Christians make spiritual claims about land and its significance which are similar to those made by Indigenous Australians, and reconciled relationships are part of this, Anglican Archbishop of Melbourne, Dr Philip Freier, said last night.

Speaking at the opening of the Synod, or parliament, of the Melbourne Anglican Church in St Paul’s Cathedral, he said that Indigenous Australians “see land as culturally and spiritually significant” yet for non-Indigenous Australian culture, “land is more often a commodity to be bought and sold or the source of mineral and agricultural prosperity”.

Christianity, on the other hand, speaks of a “very different understanding about land, one that we do well as Christians within our non-Indigenous Australian culture to hear afresh”.

“Land matters to us and to God, it is given as a primary source of blessing. We are called to live in it, to care for it and to share it with reconciled relationships”.

He described reconciliation with Indigenous Australians as a “Christian imperative” and outlined plans for a Reconciliation Action Plan for the Melbourne Diocese, to be completed by 29 May 2015.

In a wide-ranging address, Dr Freier said that in what has been described as the Asian Century, Australia must note “the imperative of current patterns of global migration and how this plays out on our coastline.” “The asylum seekers in boats hoping for refuge in our country demand our compassion, action and prayer. Competing party political solutions struggle to take account of desperate people, abandoned by civil war and other turmoil.

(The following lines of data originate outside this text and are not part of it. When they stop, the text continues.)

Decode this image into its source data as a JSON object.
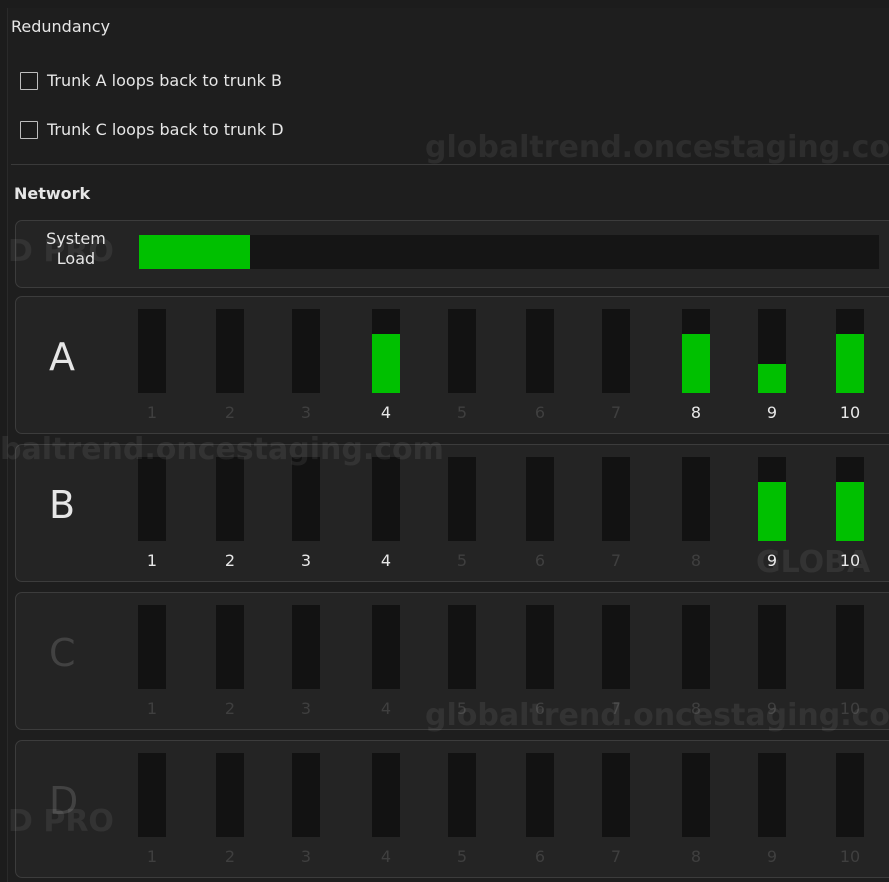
{
  "redundancy": {
    "title": "Redundancy",
    "options": [
      {
        "label": "Trunk A loops back to trunk B",
        "checked": false
      },
      {
        "label": "Trunk C loops back to trunk D",
        "checked": false
      }
    ]
  },
  "network": {
    "title": "Network",
    "system_load": {
      "label_line1": "System",
      "label_line2": "Load",
      "level": 0.15
    },
    "trunks": [
      {
        "letter": "A",
        "active": true,
        "channels": [
          {
            "num": "1",
            "active": false,
            "level": 0
          },
          {
            "num": "2",
            "active": false,
            "level": 0
          },
          {
            "num": "3",
            "active": false,
            "level": 0
          },
          {
            "num": "4",
            "active": true,
            "level": 0.7
          },
          {
            "num": "5",
            "active": false,
            "level": 0
          },
          {
            "num": "6",
            "active": false,
            "level": 0
          },
          {
            "num": "7",
            "active": false,
            "level": 0
          },
          {
            "num": "8",
            "active": true,
            "level": 0.7
          },
          {
            "num": "9",
            "active": true,
            "level": 0.35
          },
          {
            "num": "10",
            "active": true,
            "level": 0.7
          }
        ]
      },
      {
        "letter": "B",
        "active": true,
        "channels": [
          {
            "num": "1",
            "active": true,
            "level": 0
          },
          {
            "num": "2",
            "active": true,
            "level": 0
          },
          {
            "num": "3",
            "active": true,
            "level": 0
          },
          {
            "num": "4",
            "active": true,
            "level": 0
          },
          {
            "num": "5",
            "active": false,
            "level": 0
          },
          {
            "num": "6",
            "active": false,
            "level": 0
          },
          {
            "num": "7",
            "active": false,
            "level": 0
          },
          {
            "num": "8",
            "active": false,
            "level": 0
          },
          {
            "num": "9",
            "active": true,
            "level": 0.7
          },
          {
            "num": "10",
            "active": true,
            "level": 0.7
          }
        ]
      },
      {
        "letter": "C",
        "active": false,
        "channels": [
          {
            "num": "1",
            "active": false,
            "level": 0
          },
          {
            "num": "2",
            "active": false,
            "level": 0
          },
          {
            "num": "3",
            "active": false,
            "level": 0
          },
          {
            "num": "4",
            "active": false,
            "level": 0
          },
          {
            "num": "5",
            "active": false,
            "level": 0
          },
          {
            "num": "6",
            "active": false,
            "level": 0
          },
          {
            "num": "7",
            "active": false,
            "level": 0
          },
          {
            "num": "8",
            "active": false,
            "level": 0
          },
          {
            "num": "9",
            "active": false,
            "level": 0
          },
          {
            "num": "10",
            "active": false,
            "level": 0
          }
        ]
      },
      {
        "letter": "D",
        "active": false,
        "channels": [
          {
            "num": "1",
            "active": false,
            "level": 0
          },
          {
            "num": "2",
            "active": false,
            "level": 0
          },
          {
            "num": "3",
            "active": false,
            "level": 0
          },
          {
            "num": "4",
            "active": false,
            "level": 0
          },
          {
            "num": "5",
            "active": false,
            "level": 0
          },
          {
            "num": "6",
            "active": false,
            "level": 0
          },
          {
            "num": "7",
            "active": false,
            "level": 0
          },
          {
            "num": "8",
            "active": false,
            "level": 0
          },
          {
            "num": "9",
            "active": false,
            "level": 0
          },
          {
            "num": "10",
            "active": false,
            "level": 0
          }
        ]
      }
    ]
  },
  "watermarks": [
    "globaltrend.oncestaging.co",
    "baltrend.oncestaging.com",
    "globaltrend.oncestaging.co",
    "GLOBA",
    "D PRO",
    "D PRO"
  ],
  "colors": {
    "meter_green": "#00c000",
    "meter_bg": "#121212",
    "panel_bg": "#242424"
  }
}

“The message of Let’s fully welcome refugees, from the banner hanging even now on our cathedral, undergirds our collective effort to bring about a fairer, more humane solution”.

Dr Freier also commented on the Royal Commission into Institutional Responses to Child Sexual Abuse. “We must pray for Christ’s presence in the Royal Commission… [the Commission] is already disclosing a scale of abuse across a range of community organisations that most of us had been unaware of… I unreservedly express our abhorrence of any such abuse and our profound regret for harm done by any past or present member of the Anglican Church, clergy or lay worker.

“We welcome the insights which will come out of the Royal Commission and from the Victorian Parliamentary Inquiry into the Handling of Child Sexual Abuse. For more than 20 years, the Anglican Diocese of Melbourne has established codes of behaviour, policies, protocols, reporting and record-keeping to minimise the possibility of abuse. We continue to refine our practice and require all clergy and church workers to have professional standards training. We are not perfect, but our goal is best practice.

“We pray for truth, for healing, for restorative justice and for reconciliation. A better, safer childhood for all Australian young people must be our hope”.

Dr Freier also said that Christians “are called to be people of hope” and that fostering a “culture of hope” would be a key direction for the Diocese in the coming years.

 Related news